I don’t know about you, but 2016 felt a little out of control at times. For better or worse, there were a variety of problems that continued or bubbled up around the globe. A long list of icons passed, from the man who brought Professor Severus Snape to life on the big screen, to an American hero astronaut, to a larger-than-life boxer and activist. An unprecedented year of campaign and election fodder bombarded us at every turn. There was so much unrest around the world and violence here at home. The list goes on and, for me, 2016 left a pronounced feeling of wanting to spend December in bed without access to the internet.
As a dreamer and doer among the change-makers here at the Southwest Florida Community Foundation, that’s a pretty awful feeling because we believe in the region’s collective capacity to make a positive impact on Southwest Florida and the world.
When the invitation to read to 5 and 6 year olds arrived, I accepted without thinking twice. I showed up with a book from home about dealing with a problem for no other reason than it’s a favorite.
In the book, the problem is a dark, scribbled ball above the protagonist’s head, a growing ball of worry. The little boy’s drama only subsides when he realizes that opportunity lies in every problem but sometimes you go through a lot of worry and struggle before you can see it.
As these kindergarteners stared up at the truthful illustrations, I realized something I already knew about the way I was feeling. I could worry and hide from a world that often feels out of control, or I could face 2017 with resolve to do my part and try to have a positive impact on the things I can control.
It’s easy to be so connected to a world of challenges that can feel like they’re ours. None of us can tackle global problems alone and worrying about them as if they are ours is paralyzing. What we can do is take control of something we’re passionate about changing for the good right here in our own backyards.
A new year always makes us feel we can control our destiny. Imagine what we could accomplish if we all resolved to make a real positive change here in Southwest Florida in 2017. I’m guessing we’ll feel better, our communities will be better, and the world will reap some benefits, too.
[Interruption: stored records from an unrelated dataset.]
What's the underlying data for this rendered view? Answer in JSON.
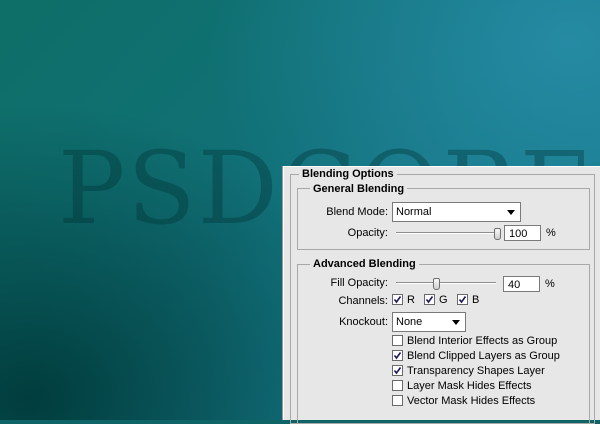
{
  "canvas": {
    "watermark": "PSDCORE"
  },
  "panel": {
    "title": "Blending Options",
    "general": {
      "title": "General Blending",
      "blend_mode_label": "Blend Mode:",
      "blend_mode_value": "Normal",
      "opacity_label": "Opacity:",
      "opacity_value": "100",
      "opacity_unit": "%",
      "opacity_level": 100
    },
    "advanced": {
      "title": "Advanced Blending",
      "fill_opacity_label": "Fill Opacity:",
      "fill_opacity_value": "40",
      "fill_opacity_unit": "%",
      "fill_opacity_level": 40,
      "channels_label": "Channels:",
      "channels": [
        {
          "label": "R",
          "checked": true
        },
        {
          "label": "G",
          "checked": true
        },
        {
          "label": "B",
          "checked": true
        }
      ],
      "knockout_label": "Knockout:",
      "knockout_value": "None",
      "options": [
        {
          "label": "Blend Interior Effects as Group",
          "checked": false
        },
        {
          "label": "Blend Clipped Layers as Group",
          "checked": true
        },
        {
          "label": "Transparency Shapes Layer",
          "checked": true
        },
        {
          "label": "Layer Mask Hides Effects",
          "checked": false
        },
        {
          "label": "Vector Mask Hides Effects",
          "checked": false
        }
      ]
    }
  }
}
The Southwest Florida Community Foundation, founded in 1976, cultivates regional change for the common good through collective leadership, social innovation and philanthropy to address the evolving community needs in Lee, Collier, Charlotte, Hendry and Glades counties. Last year, the Foundation partnered with individuals, families and corporations who have created over 400 philanthropic funds. Thanks to them, the foundation has invested $5 million this year in grants and programs to the community. With assets of $93 million, the Community Foundation has provided more than $67 million in grants and scholarships to the communities it serves since inception. The Foundation is the backbone organization for the regional FutureMakers Coalition and Lee County’s Sustainability Plan. Based in Fort Myers, the Foundation has satellite offices located in Sanibel Island, LaBelle (Hendry County), and downtown Fort Myers. For more information, visit www.FloridaCommunity.com or call 239-274-5900.